Hyperalgesia, which often occurs in people suffering from alcohol use disorder, may drive excessive drinking and relapse. Emerging evidence suggests that the lateral habenula (LHb) may play a significant role in this condition. Previous research suggests that endocannabinoid signaling (eCBs) is involved in drug addiction and pain, and that the LHb contains core components of the eCBs machinery. We report here our findings in rats subjected to chronic ethanol vapor exposure. We detected a substantial increase in endocannabinoid-related genes, including Mgll and Daglb mRNA levels, as well as monoacylglycerol lipase (MAGL) protein levels, as well as a decrease in Cnr1 mRNA and type-1 cannabinoid receptor (CB1R) protein levels, in the LHb of ethanol-exposed rats. Also, rats withdrawing from ethanol exposure displayed hypersensitivity to mechanical and thermal nociceptive stimuli. Conversely, intra-LHb injection of the MAGL inhibitor JZL184, the fatty acid amide hydrolase inhibitor URB597, or the CB1R agonist WIN55,212-2 produced an analgesic effect, regardless of ethanol or air exposure history, implying that alcohol exposure does not change eCB pain responses. Intra-LHb infusion of the CB1R inverse agonist rimonabant eliminated the analgesic effect of these chemicals. Rimonabant alone elicited hyperalgesia in the air-, but not ethanol-exposed animals. Moreover, intra-LHb JZL184, URB597, or WIN55,212-2 reduced ethanol consumption in both homecages and operant chambers in rats exposed to ethanol vapor but not air. These findings suggest that LHb eCBs play a pivotal role in nociception and facilitating LHb eCBs may attenuate pain in drinkers.

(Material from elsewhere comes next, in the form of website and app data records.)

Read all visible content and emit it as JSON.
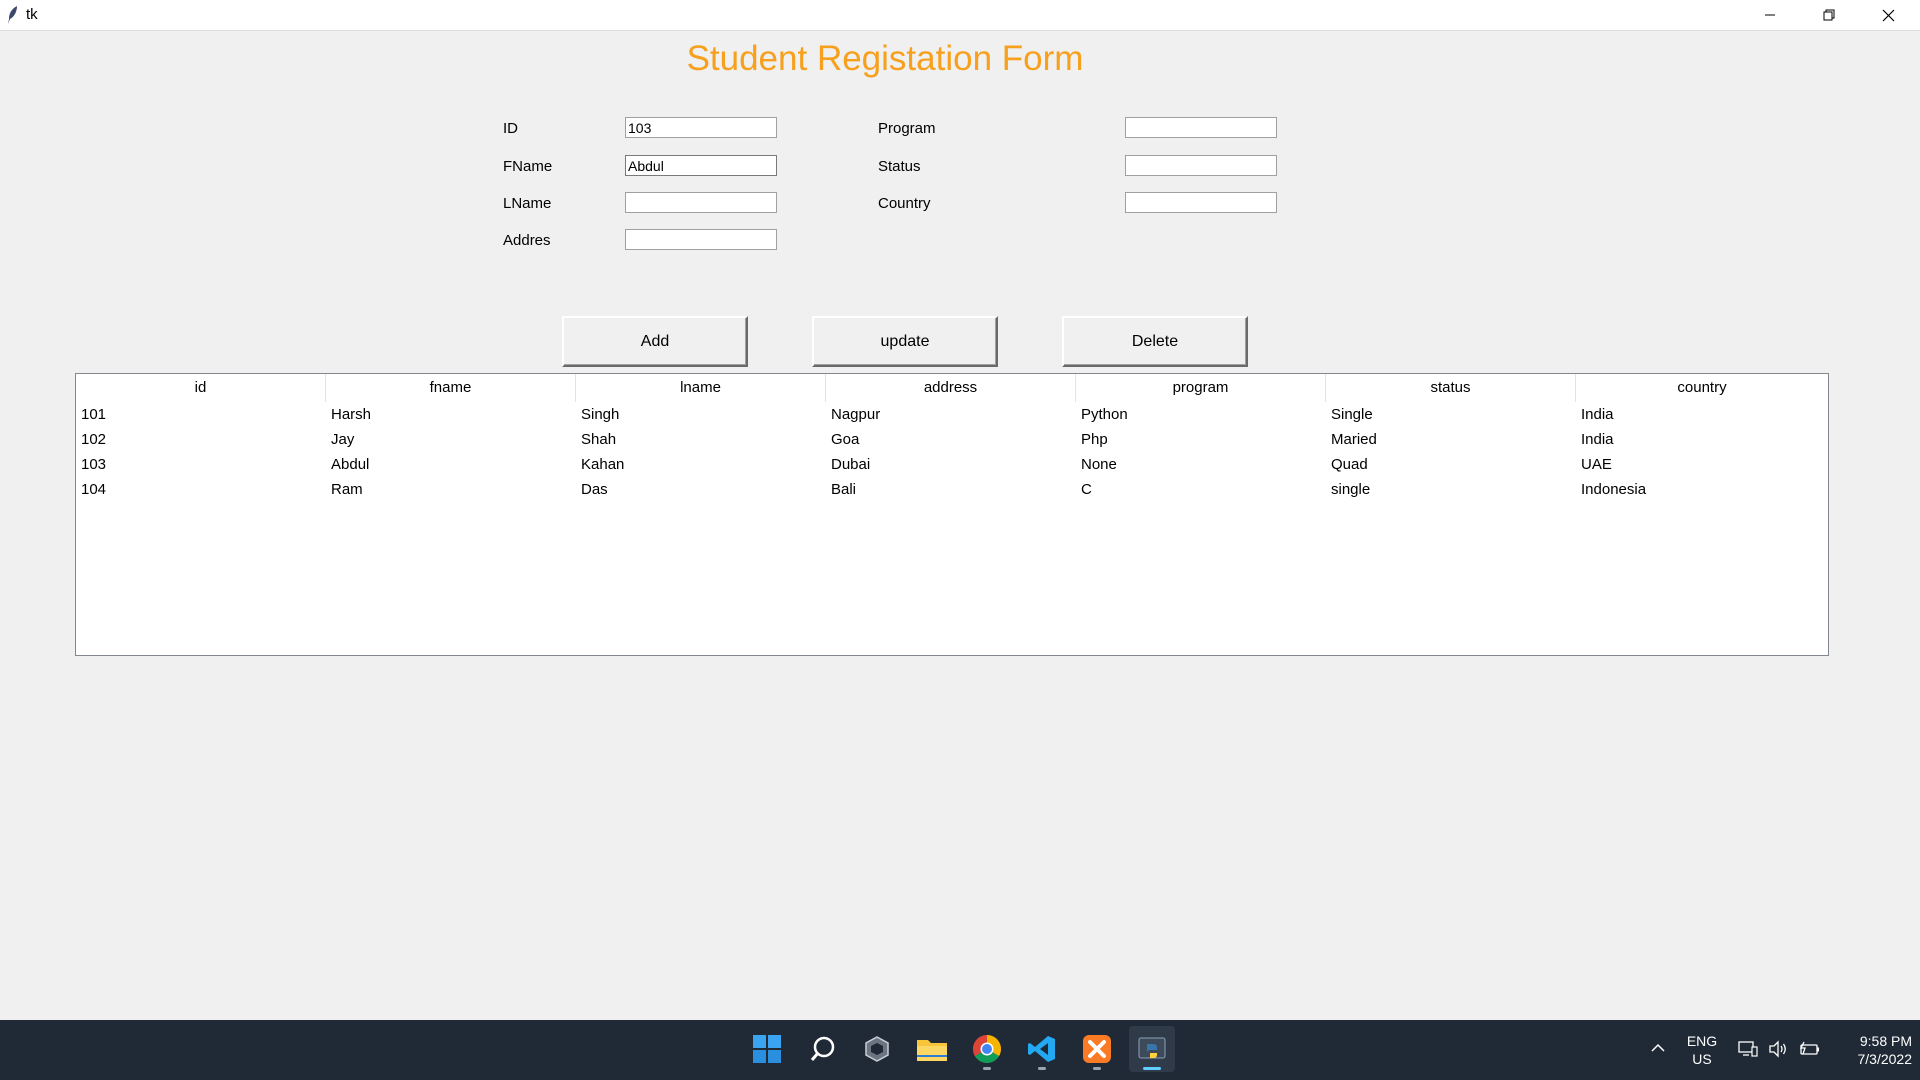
{
  "window": {
    "title": "tk"
  },
  "form": {
    "heading": "Student Registation Form",
    "fields": {
      "id": {
        "label": "ID",
        "value": "103"
      },
      "fname": {
        "label": "FName",
        "value": "Abdul"
      },
      "lname": {
        "label": "LName",
        "value": ""
      },
      "address": {
        "label": "Addres",
        "value": ""
      },
      "program": {
        "label": "Program",
        "value": ""
      },
      "status": {
        "label": "Status",
        "value": ""
      },
      "country": {
        "label": "Country",
        "value": ""
      }
    }
  },
  "buttons": {
    "add": "Add",
    "update": "update",
    "delete": "Delete"
  },
  "table": {
    "columns": [
      "id",
      "fname",
      "lname",
      "address",
      "program",
      "status",
      "country"
    ],
    "rows": [
      [
        "101",
        "Harsh",
        "Singh",
        "Nagpur",
        "Python",
        "Single",
        "India"
      ],
      [
        "102",
        "Jay",
        "Shah",
        "Goa",
        "Php",
        "Maried",
        "India"
      ],
      [
        "103",
        "Abdul",
        "Kahan",
        "Dubai",
        "None",
        "Quad",
        "UAE"
      ],
      [
        "104",
        "Ram",
        "Das",
        "Bali",
        "C",
        "single",
        "Indonesia"
      ]
    ]
  },
  "taskbar": {
    "apps": [
      "start-icon",
      "search-icon",
      "unity-icon",
      "file-explorer-icon",
      "chrome-icon",
      "vscode-icon",
      "xampp-icon",
      "python-icon"
    ],
    "language": {
      "line1": "ENG",
      "line2": "US"
    },
    "clock": {
      "time": "9:58 PM",
      "date": "7/3/2022"
    }
  },
  "colors": {
    "heading": "#f7a01d",
    "taskbar": "#1f2a36"
  }
}
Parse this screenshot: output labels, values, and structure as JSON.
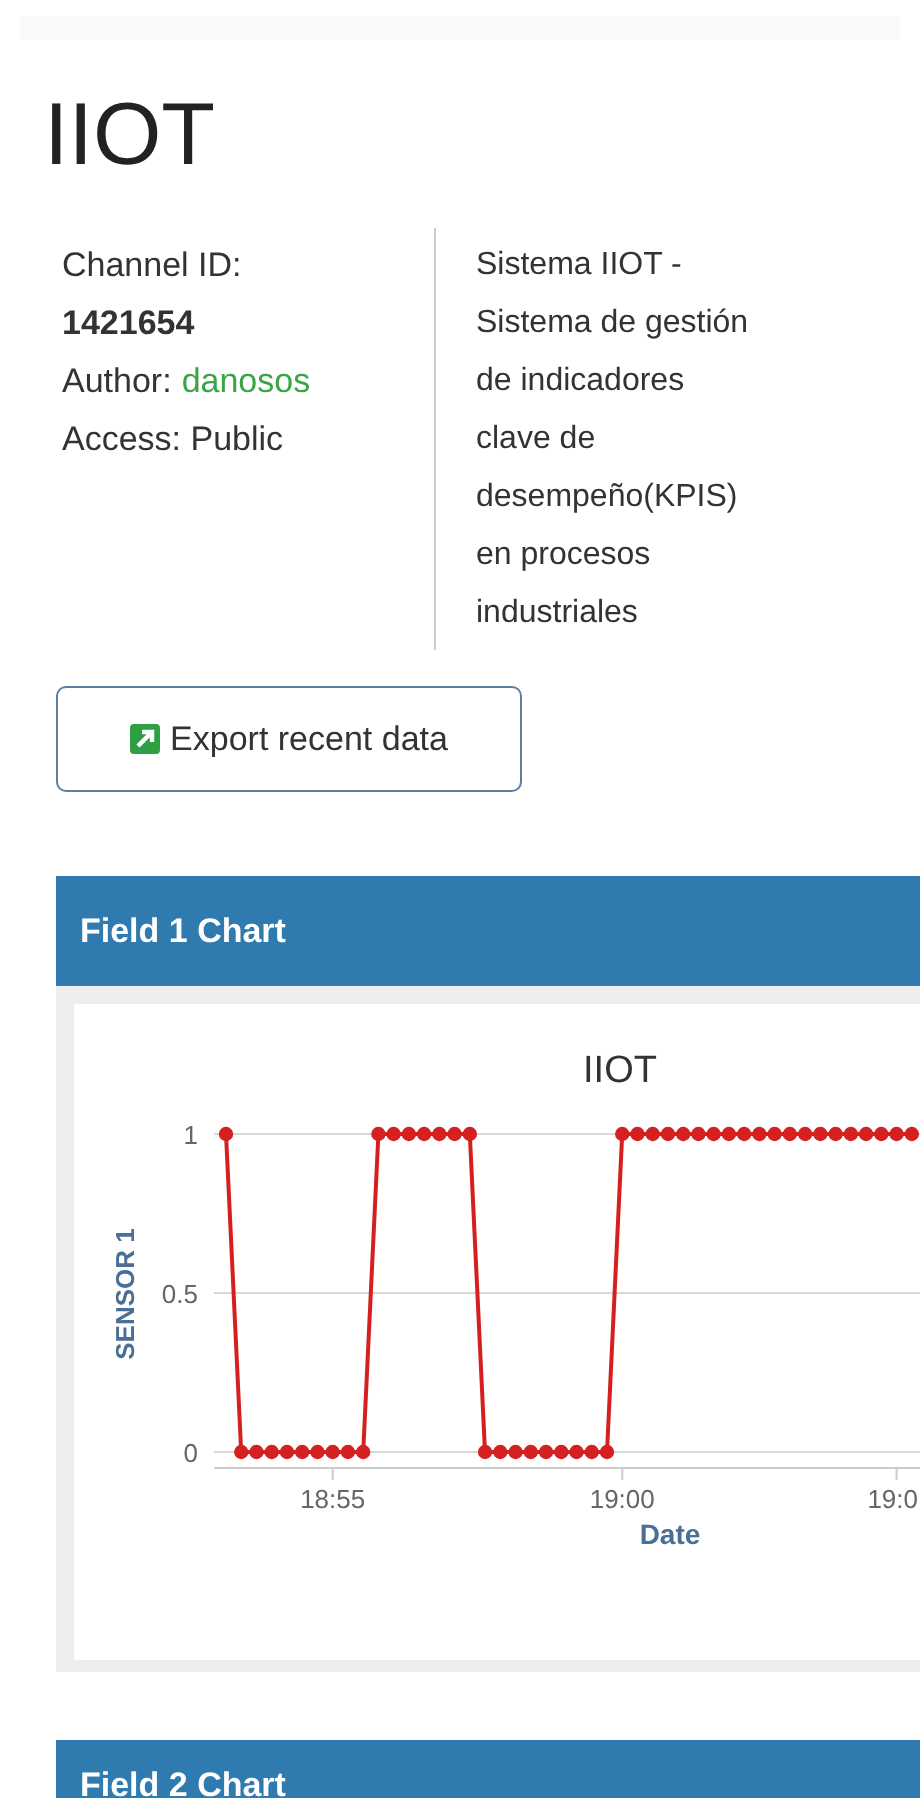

All Science Journal Classification (ASJC) codes
- Psychiatry and Mental health
- Cellular and Molecular Neuroscience
- Biological Psychiatry